As hard as it is to hear these kinds of platitudes that really don't help, I think the worst is when people don't say anything at all. Silence can be just as hurtful, even more so, for it makes the parents feel isolated. At least the people who say the wrong things are acknowledging that you have had a difficult experience, even if they inadvertently say something hurtful. But the friends who are silent can make you feel as if what you are going through needs to be kept quiet and not talked about. Now, most of those folks are not trying to say that at all, and would be appalled that anyone mistook their silence for uncaring. Most of them would say one of the following things:
“I didn't know what to say to you.”
There are no words that anyone can say, even those who have themselves been through it, that will make you feel suddenly better. The only thing that truly helps is time.
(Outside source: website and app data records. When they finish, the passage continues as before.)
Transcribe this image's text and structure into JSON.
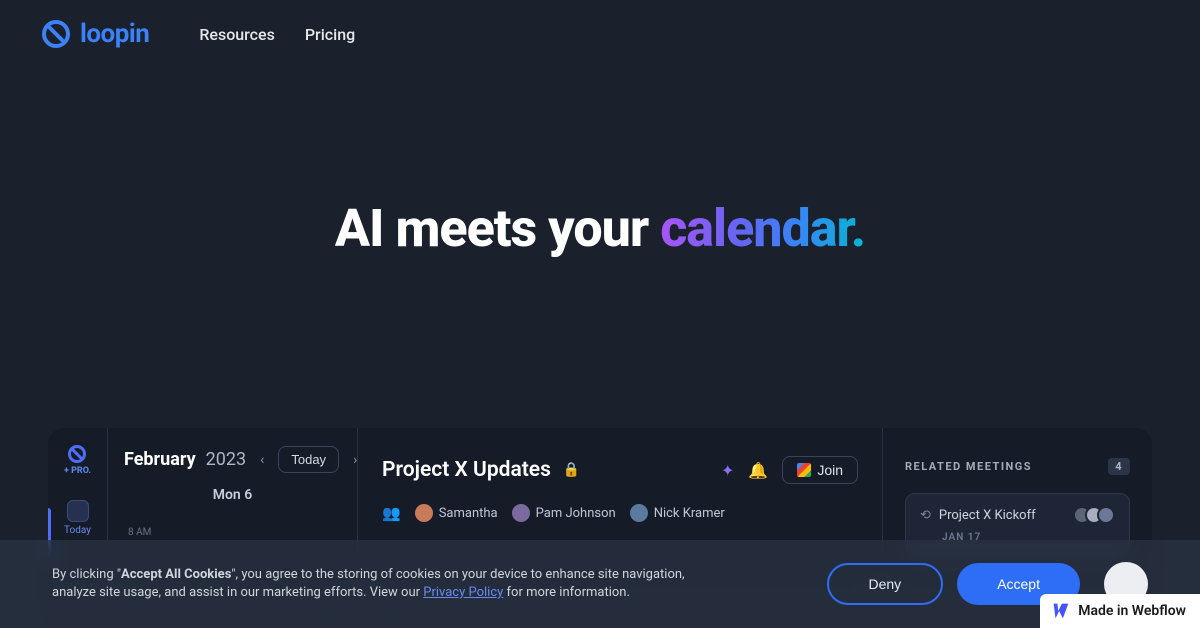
{
  "brand": {
    "name": "loopin"
  },
  "nav": {
    "items": [
      "Resources",
      "Pricing"
    ]
  },
  "hero": {
    "prefix": "AI meets your ",
    "highlight": "calendar."
  },
  "preview": {
    "pro_label": "+ PRO.",
    "today_label": "Today",
    "calendar": {
      "month": "February",
      "year": "2023",
      "today_button": "Today",
      "day_header": "Mon 6",
      "hour_label": "8 AM"
    },
    "main": {
      "title": "Project X Updates",
      "join_label": "Join",
      "attendees": [
        "Samantha",
        "Pam Johnson",
        "Nick Kramer"
      ]
    },
    "related": {
      "header": "RELATED MEETINGS",
      "count": "4",
      "item_title": "Project X Kickoff",
      "item_date": "JAN 17"
    }
  },
  "cookies": {
    "prefix": "By clicking \"",
    "bold": "Accept All Cookies",
    "middle": "\", you agree to the storing of cookies on your device to enhance site navigation, analyze site usage, and assist in our marketing efforts. View our ",
    "link": "Privacy Policy",
    "suffix": " for more information.",
    "deny": "Deny",
    "accept": "Accept"
  },
  "webflow": {
    "text": "Made in Webflow"
  }
}
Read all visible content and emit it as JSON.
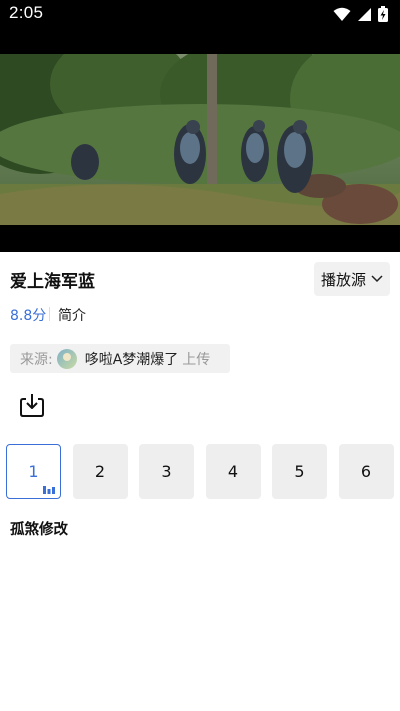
{
  "status_bar": {
    "time": "2:05",
    "icons": [
      "wifi-icon",
      "signal-icon",
      "battery-charging-icon"
    ]
  },
  "video": {
    "content": "video-frame"
  },
  "show": {
    "title": "爱上海军蓝",
    "source_button_label": "播放源",
    "score": "8.8分",
    "intro_label": "简介"
  },
  "uploader": {
    "label": "来源:",
    "name": "哆啦A梦潮爆了",
    "action": "上传"
  },
  "episodes": {
    "items": [
      "1",
      "2",
      "3",
      "4",
      "5",
      "6"
    ],
    "active_index": 0
  },
  "comments": {
    "author": "孤煞修改"
  },
  "colors": {
    "accent": "#3a6fd8",
    "status_bar": "#000000",
    "chip_bg": "#f1f1f1"
  }
}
There are three little words that do help, though: “I'm so sorry.” Really, that is all we want to hear, right? “I'm sorry for your loss” validates what you are experiencing and lets you know they are thinking of you.
“I didn't want to make you feel bad/remind you by bringing it up.”
This one always confuses me—as if mentioning the thing that is foremost in my thoughts right now is going to make me feel worse! Believe me, you are not going to be reminding me of something I've forgotten! Most of the women I have talked to needed to talk about their experience and their feelings. They needed to validate the importance of this short little life by hearing people acknowledge that it existed.
What is the best way to deal with people who say things you find hurtful? That is a personal decision. For the most part, I kept quiet and didn't say anything directly to the person, particularly if it came from a friend. I would stew about it in my head or rant about it to Aaron later, but I tended to refrain from responding to most of these statements.
However, there are times when I later felt that I should have said something and perhaps educate the person. Perhaps if I tell them how hurtful their comment was, they would think twice before saying it to someone else.
If you choose to respond, you should be careful how you do. Educating someone calmly and gently will encourage them to have a different view of your situation and how they speak to others. Yelling at them will probably make them think poorly of you and not allow what you say to carry over to other situations. In the same way ignoring or showing anger to someone for what they have said, without explaining why you are hurt by what they said, will only damage relationships.
It is important to remember that most of the people who say stupid things aren't trying to be mean. They honestly don't know what to say to bring comfort, so platitudes are all they can find. We've all been guilty of making the same mistakes to others, knowingly or not. If you don't feel it is worth risking otherwise good relationships, take care with how you respond.
© 2009 Kathleen Olowin All rights reserved.